Exercise description
Across the entries below, tally every line that holds the string "this" and reply with the number only.

Excerpted records
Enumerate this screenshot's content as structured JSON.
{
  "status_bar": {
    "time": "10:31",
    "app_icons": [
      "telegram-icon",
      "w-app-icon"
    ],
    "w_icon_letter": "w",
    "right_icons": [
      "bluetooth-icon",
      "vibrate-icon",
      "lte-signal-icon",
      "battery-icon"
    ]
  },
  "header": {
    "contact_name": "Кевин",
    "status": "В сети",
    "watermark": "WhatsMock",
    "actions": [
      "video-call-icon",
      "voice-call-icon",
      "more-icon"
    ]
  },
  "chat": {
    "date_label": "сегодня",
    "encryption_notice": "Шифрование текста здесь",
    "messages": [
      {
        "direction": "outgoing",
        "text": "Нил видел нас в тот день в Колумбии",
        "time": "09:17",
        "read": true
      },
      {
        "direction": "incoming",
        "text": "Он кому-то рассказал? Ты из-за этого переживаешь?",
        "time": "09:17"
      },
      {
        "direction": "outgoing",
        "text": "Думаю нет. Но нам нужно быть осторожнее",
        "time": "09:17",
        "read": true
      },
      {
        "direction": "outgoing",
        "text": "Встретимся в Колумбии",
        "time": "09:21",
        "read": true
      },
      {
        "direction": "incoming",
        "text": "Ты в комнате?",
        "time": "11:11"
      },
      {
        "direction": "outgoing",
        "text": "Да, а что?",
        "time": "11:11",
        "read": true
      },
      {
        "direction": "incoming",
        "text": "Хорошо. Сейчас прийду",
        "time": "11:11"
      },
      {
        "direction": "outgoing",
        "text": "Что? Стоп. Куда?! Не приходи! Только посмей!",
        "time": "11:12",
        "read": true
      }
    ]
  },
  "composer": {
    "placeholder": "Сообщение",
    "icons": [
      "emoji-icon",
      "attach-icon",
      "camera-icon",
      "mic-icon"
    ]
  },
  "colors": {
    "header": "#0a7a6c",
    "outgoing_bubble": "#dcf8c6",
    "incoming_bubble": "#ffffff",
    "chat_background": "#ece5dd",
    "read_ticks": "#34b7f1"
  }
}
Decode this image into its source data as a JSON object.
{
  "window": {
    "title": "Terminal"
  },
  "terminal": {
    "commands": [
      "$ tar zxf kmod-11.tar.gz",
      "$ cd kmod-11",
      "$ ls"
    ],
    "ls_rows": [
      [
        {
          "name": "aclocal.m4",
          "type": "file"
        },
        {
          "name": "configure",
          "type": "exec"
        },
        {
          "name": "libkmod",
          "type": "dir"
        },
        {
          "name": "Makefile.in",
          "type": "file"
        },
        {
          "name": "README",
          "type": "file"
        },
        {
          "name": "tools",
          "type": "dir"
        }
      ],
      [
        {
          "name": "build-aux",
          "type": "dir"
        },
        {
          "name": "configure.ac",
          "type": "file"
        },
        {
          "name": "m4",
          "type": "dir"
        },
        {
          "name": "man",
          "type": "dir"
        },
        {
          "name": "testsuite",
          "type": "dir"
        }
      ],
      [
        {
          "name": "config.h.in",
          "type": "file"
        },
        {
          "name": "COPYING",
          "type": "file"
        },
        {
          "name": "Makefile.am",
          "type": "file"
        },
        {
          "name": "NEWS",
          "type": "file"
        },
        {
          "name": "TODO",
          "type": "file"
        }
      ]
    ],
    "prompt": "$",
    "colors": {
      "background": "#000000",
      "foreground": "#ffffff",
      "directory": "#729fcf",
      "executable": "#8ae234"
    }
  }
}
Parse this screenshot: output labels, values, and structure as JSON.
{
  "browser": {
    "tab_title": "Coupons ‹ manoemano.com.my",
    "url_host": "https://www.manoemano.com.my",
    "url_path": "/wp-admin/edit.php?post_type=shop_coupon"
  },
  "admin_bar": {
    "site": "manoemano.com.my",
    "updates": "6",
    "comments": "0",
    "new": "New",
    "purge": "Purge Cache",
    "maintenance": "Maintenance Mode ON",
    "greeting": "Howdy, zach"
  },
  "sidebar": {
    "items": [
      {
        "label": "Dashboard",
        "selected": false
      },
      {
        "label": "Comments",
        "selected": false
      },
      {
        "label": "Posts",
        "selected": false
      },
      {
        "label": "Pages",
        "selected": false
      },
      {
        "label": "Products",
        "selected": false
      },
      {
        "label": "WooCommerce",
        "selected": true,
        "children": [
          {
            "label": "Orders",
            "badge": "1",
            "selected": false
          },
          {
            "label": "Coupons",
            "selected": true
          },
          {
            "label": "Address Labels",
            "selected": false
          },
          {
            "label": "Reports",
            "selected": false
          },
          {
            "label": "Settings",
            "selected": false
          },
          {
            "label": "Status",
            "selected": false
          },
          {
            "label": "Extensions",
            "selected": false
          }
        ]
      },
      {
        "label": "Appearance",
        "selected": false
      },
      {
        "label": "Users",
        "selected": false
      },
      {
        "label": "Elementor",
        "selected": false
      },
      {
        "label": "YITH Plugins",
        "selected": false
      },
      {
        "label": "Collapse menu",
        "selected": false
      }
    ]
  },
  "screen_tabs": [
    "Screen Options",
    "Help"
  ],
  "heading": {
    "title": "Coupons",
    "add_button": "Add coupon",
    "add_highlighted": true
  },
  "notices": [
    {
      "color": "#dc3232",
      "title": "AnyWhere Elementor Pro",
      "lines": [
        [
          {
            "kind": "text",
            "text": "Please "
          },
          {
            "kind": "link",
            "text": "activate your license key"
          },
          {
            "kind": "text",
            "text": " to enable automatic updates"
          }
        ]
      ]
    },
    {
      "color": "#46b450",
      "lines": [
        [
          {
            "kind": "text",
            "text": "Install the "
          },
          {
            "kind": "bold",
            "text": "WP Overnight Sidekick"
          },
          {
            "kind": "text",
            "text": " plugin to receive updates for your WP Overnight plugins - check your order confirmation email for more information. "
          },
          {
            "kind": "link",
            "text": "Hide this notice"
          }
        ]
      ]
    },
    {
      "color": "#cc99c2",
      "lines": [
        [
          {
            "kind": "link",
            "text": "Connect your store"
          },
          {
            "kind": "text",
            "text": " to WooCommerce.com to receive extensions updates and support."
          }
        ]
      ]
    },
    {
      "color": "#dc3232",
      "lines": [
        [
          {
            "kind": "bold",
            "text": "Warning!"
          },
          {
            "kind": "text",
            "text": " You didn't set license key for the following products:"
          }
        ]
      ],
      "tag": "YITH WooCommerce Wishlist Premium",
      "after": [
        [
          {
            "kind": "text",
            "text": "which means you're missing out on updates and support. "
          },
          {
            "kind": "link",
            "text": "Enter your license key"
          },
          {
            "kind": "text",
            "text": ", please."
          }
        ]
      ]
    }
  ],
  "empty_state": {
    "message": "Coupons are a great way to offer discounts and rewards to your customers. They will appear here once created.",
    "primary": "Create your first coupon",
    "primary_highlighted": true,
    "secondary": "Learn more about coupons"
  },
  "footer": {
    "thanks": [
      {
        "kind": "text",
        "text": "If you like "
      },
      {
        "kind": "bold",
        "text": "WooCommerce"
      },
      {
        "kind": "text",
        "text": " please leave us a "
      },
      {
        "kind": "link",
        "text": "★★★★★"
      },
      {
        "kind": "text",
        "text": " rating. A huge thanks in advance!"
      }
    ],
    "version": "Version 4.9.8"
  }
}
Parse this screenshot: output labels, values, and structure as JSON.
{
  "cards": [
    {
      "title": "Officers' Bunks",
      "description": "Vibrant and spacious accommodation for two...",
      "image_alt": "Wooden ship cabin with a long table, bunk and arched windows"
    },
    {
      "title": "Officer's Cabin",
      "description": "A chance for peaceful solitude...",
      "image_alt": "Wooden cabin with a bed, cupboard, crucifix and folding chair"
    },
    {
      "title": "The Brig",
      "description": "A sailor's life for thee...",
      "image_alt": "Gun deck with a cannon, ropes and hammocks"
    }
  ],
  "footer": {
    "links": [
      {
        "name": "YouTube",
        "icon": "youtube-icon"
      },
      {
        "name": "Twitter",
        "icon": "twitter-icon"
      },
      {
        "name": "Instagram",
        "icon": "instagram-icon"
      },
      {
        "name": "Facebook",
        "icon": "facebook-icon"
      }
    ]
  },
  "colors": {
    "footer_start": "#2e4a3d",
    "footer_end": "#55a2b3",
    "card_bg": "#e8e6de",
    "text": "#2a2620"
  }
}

Solution to the exercise
5